“My conviction is that after forming the government, we must unify the country,” he said. “I repeat what I said several times: It’s my intention to be the prime minister of 10 million Hungarians, not two times 5 million. There are 10 million important people in Hungary, regardless of whom they voted for.”

President of China’s Heir Apparent To Begin U.S. Trip Today

LOS ANGELES TIMES -- BEIJING

The man expected to take over as leader of the world’s most populous nation leaves Tuesday on a diplomatic tour that will take him to Washington and a possible meeting with President Bush.

Chinese Vice President Hu Jintao is scheduled to stop in Singapore and Malaysia before traveling to the United States on Saturday for a weeklong visit that will allow American officials to take further measure of the man nearly everyone believes will succeed President Jiang Zemin within a year.

Hu’s visit comes as Sino-U.S. relations, which enjoyed a revival after Bush came to China in February, have hit another rocky patch over what Beijing perceives to be an alarming tilt by the Bush administration toward Taiwan.

The subject of Taiwan is likely to dominate Hu’s agenda in Washington, including an expected meeting with Bush, who invited Hu to the United States while in Beijing two months ago. The two men met for the first time then, chatting briefly over tea right before Bush delivered a speech at Hu’s alma mater, Qinghua University.

Microsoft’s Gates Says Windows Hurt By Sanctions

CHICAGO TRIBUNE -- WASHINGTON

In his first courtroom appearance during Microsoft Corp.’s marathon antitrust battle, chairman Bill Gates said Monday the software giant would effectively disintegrate if a federal judge accepted the proposed judicial order by the nine states that refuse to settle the case.

Microsoft’s opponents accused Gates of crying wolf, exaggerating the problems for the company, the software industry and consumers. The states are unhappy with a proposed settlement between the company, the Justice Department and nine other states.

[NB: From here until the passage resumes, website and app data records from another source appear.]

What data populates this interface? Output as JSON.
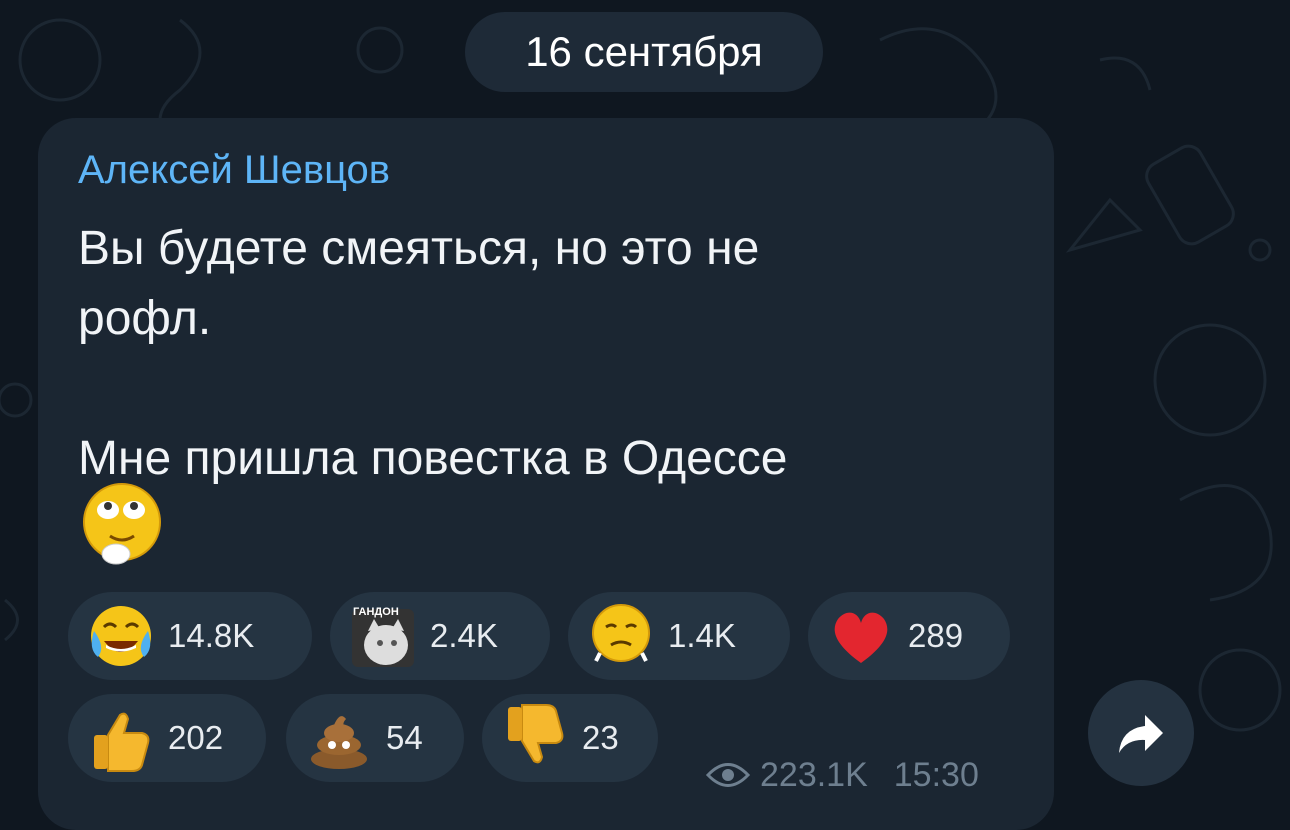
{
  "chat": {
    "date_separator": "16 сентября",
    "message": {
      "sender_name": "Алексей Шевцов",
      "lines": [
        "Вы будете смеяться, но это не",
        "рофл.",
        "",
        "Мне пришла повестка в Одессе"
      ],
      "trailing_emoji": "smiling-eyes-up-emoji",
      "reactions": [
        {
          "icon": "tears-of-joy-emoji",
          "count": "14.8K"
        },
        {
          "icon": "cat-sticker-emoji",
          "count": "2.4K",
          "sticker_text": "ГАНДОН"
        },
        {
          "icon": "sad-face-emoji",
          "count": "1.4K"
        },
        {
          "icon": "heart-emoji",
          "count": "289"
        },
        {
          "icon": "thumbs-up-emoji",
          "count": "202"
        },
        {
          "icon": "poop-emoji",
          "count": "54"
        },
        {
          "icon": "thumbs-down-emoji",
          "count": "23"
        }
      ],
      "views": "223.1K",
      "time": "15:30"
    },
    "share_icon": "share-arrow-icon",
    "colors": {
      "background": "#0f1720",
      "bubble": "#1b2632",
      "sender": "#5eb5f7",
      "reaction_pill": "#253442",
      "meta": "#6e7f8f"
    }
  }
}
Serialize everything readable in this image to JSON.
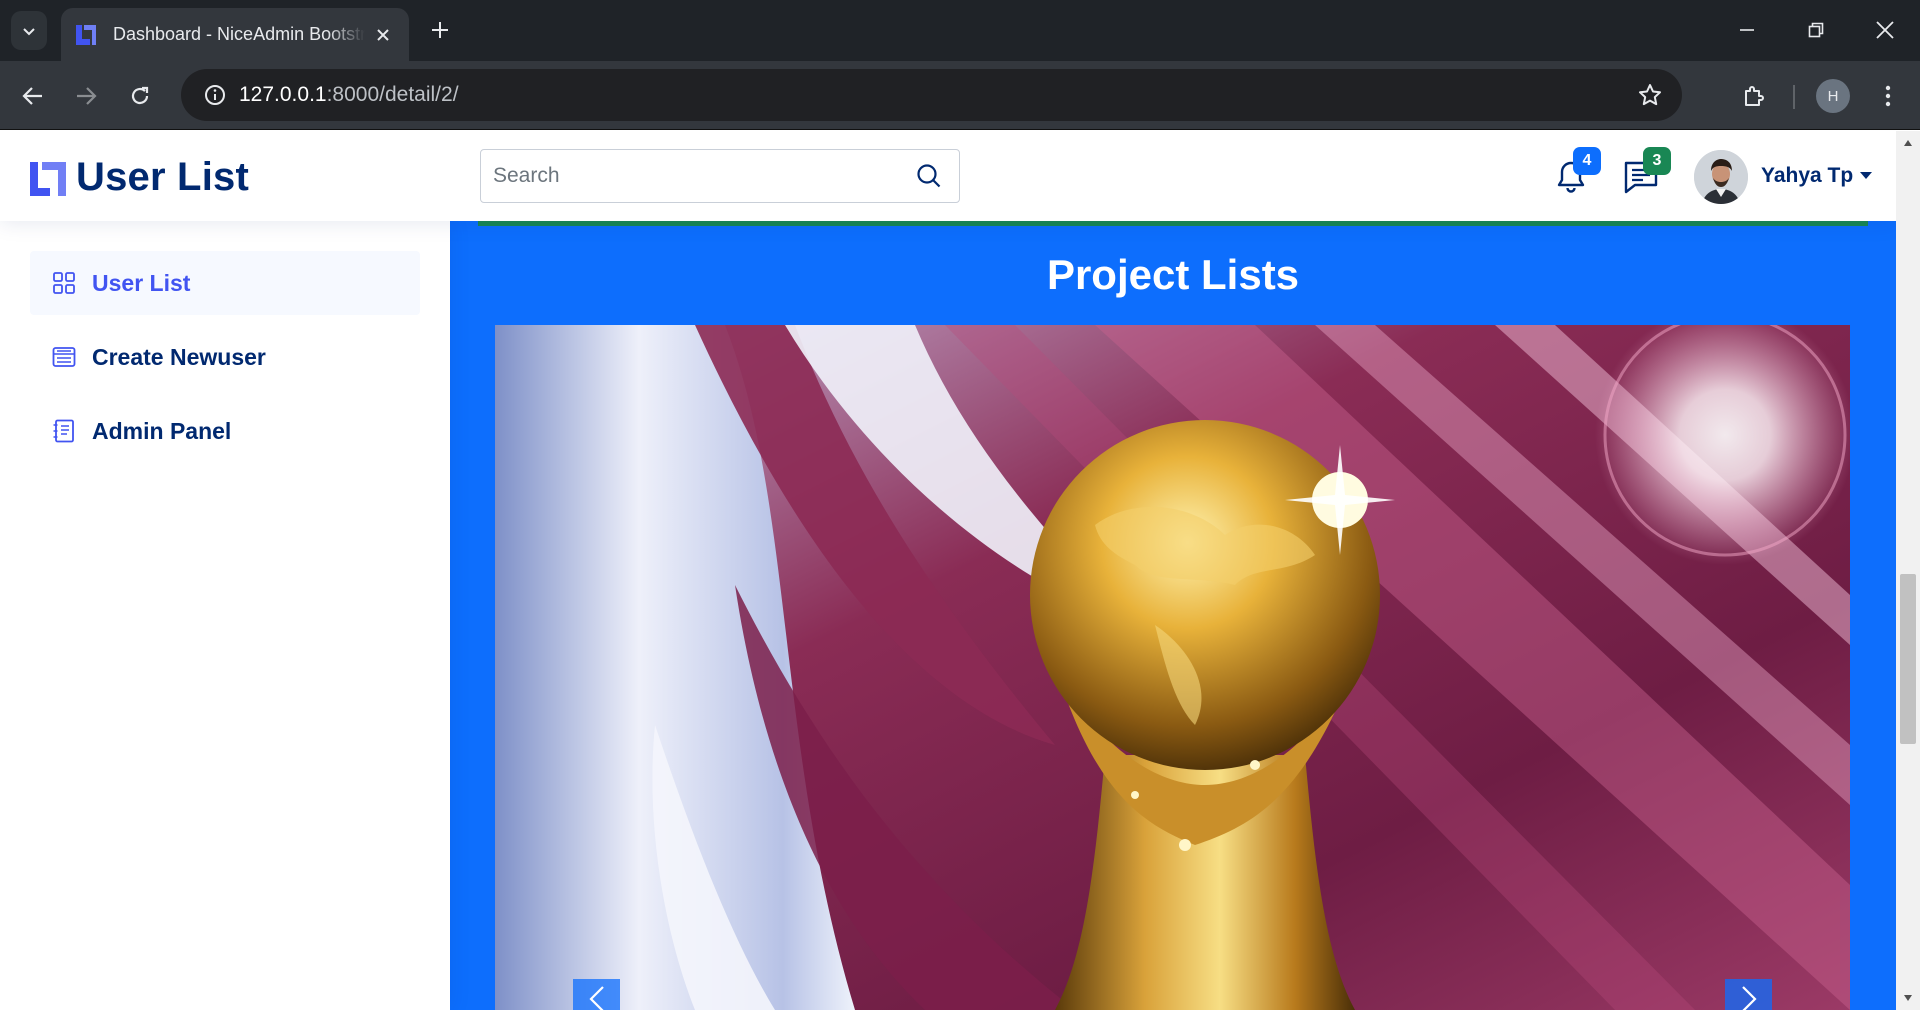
{
  "browser": {
    "tab_title": "Dashboard - NiceAdmin Bootstrap Template",
    "url_host": "127.0.0.1",
    "url_path": ":8000/detail/2/",
    "profile_initial": "H"
  },
  "header": {
    "logo_text": "User List",
    "search_placeholder": "Search",
    "notifications_count": "4",
    "messages_count": "3",
    "profile_name": "Yahya Tp"
  },
  "sidebar": {
    "items": [
      {
        "label": "User List",
        "icon": "grid-icon",
        "active": true
      },
      {
        "label": "Create Newuser",
        "icon": "menu-button-icon",
        "active": false
      },
      {
        "label": "Admin Panel",
        "icon": "journal-text-icon",
        "active": false
      }
    ]
  },
  "main": {
    "title": "Project Lists",
    "carousel_image": "world-cup-trophy-with-qatar-flag"
  },
  "colors": {
    "brand": "#012970",
    "accent": "#4154f1",
    "main_bg": "#0d6efd",
    "badge_primary": "#0d6efd",
    "badge_success": "#198754"
  }
}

Armed with PowerPoint slides to help make his case, Gates told U.S. District Judge Colleen Kollar-Kotelly the non-settling states would give competitors too much access to Microsoft’s trade secrets.

They could make their own versions of the Windows operating system and applications, Gates said, making it impossible for Microsoft to earn the type of profits necessary to fund the research and development that leads to new products.